One finding that DMEC experts noted is the number of employers of all sizes that use manual methods to track leaves, and the percentage of employers in all industries and of all sizes that manage programs internally.

English and Rhodes discuss the ramifications of relying on manual processes to track and manage leave during a time of increasing complexity due to new leave laws at the local and county levels.

Manual methods are not only time consuming, “but can result in human error,” English said during the podcast. In fact, some employers still use paper to track leaves, which can increase compliance risk. “When there isn’t a workflow to guide you…  regulatory timelines can easily be missed.”

Rhodes shared compared manual processes with automated regulatory-based business rules that are built into many technology solutions that drive actions as well as an automated workflow that takes users through the process.

Using these types of tools to track leaves helps employers in myriad ways, said English. “It’s really safeguarding the process,” she added. Technology options are outlined in the January issue of @Work magazine.1

“Technology makes the business process more efficient,” added Rhodes, who noted that there is a perception that employers can’t really afford a technology solution.” Data from the report shows that more employers with fewer than 1,000 employees rely on manual methods than in 2020. However, that may change in coming years according to data, which shows 20% of the employers that use manual systems are considering leave management technology — particularly those with more than 5,000 employees.

Those that use technology cite the value of automated employee communication, decision support tools, data exchange, and case management provided for an increasingly confusing landscape especially for companies that operate in several states.

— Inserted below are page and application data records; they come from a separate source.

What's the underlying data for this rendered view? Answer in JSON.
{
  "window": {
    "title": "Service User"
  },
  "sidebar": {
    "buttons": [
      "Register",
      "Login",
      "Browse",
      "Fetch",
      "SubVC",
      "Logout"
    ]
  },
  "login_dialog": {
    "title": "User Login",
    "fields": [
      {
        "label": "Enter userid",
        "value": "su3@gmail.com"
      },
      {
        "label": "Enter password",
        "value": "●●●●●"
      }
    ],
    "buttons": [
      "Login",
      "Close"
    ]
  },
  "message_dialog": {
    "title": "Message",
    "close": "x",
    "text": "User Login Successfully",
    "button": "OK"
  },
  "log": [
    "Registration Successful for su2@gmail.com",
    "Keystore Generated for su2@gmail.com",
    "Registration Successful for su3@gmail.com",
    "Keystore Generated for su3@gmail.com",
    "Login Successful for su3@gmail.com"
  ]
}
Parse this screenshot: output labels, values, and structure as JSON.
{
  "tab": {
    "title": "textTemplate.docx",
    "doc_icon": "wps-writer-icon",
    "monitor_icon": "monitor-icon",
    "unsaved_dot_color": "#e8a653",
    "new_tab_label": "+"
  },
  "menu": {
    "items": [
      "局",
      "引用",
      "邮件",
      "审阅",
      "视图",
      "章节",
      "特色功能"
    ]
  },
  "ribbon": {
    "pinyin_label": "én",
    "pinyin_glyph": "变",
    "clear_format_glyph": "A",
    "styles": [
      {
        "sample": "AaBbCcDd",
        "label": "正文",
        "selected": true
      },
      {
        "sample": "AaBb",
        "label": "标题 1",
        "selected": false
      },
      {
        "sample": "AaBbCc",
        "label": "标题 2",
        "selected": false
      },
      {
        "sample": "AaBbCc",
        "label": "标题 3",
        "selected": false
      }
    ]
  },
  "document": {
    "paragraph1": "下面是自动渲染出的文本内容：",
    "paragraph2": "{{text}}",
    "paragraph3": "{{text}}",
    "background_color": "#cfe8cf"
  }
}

A best practice is to assess operations to identify — and fill — existing gaps before those gaps in process, knowledge, and staffing lead to non-compliant scenarios.

And considering the number of complaints the Equal Employment Opportunity (EEOC) investigates, there is room for improvement. For example, in fiscal year 2021, employers paid $1,436,259 paid in back wages.2

The risk of even just one lawsuit can illustrate the cost-benefit analysis or return on investment of using technology, English said. “It becomes really clear and, in some cases, obvious when you think about all those costs that are being expended compared to making it more efficient and less time-consuming with software. Employers need to find out what they need before determining what they can afford.”

Staffing Matters

The number of leaves continue to increase at a time when managers and supervisors have more on their plates, which adds additional stress and requires them to look at things differently to avoid costly compliance issues.

The key is for managers to “recognize when they need to do something and what they need to do next rather than knowing the ins and outs of every single leave type and every single law that an employee might be subject to,” English explained.

To do that, employers must invest in education and reassess staffing models. The survey includes data on dedicated staff versus designated staff, breaks information down by employer size, and lists additional responsibilities.

“We should be at a time when management commits to more people resources, but that’s being challenged by the job market,” English said.

With a growing number of variables as well as tools to address the complexities of absence management, the data guides employers considering different approaches and those that want to benchmark their programs against industry norms.

Industry data can validate program structure and practices and support proposed changes. It helps employers stay competitive, attract and retain employees, and justify recommendations for change.

DMEC members have access to the full white paper. Nonmembers can download the executive summary.


  1. An Employer’s Guide to the Technology Solution Galaxy. Jan. 14, 2022. Retrieved from
  2. Department of Labor. Wage and Hour Division. Family and Medical Leave Act. Retrieved from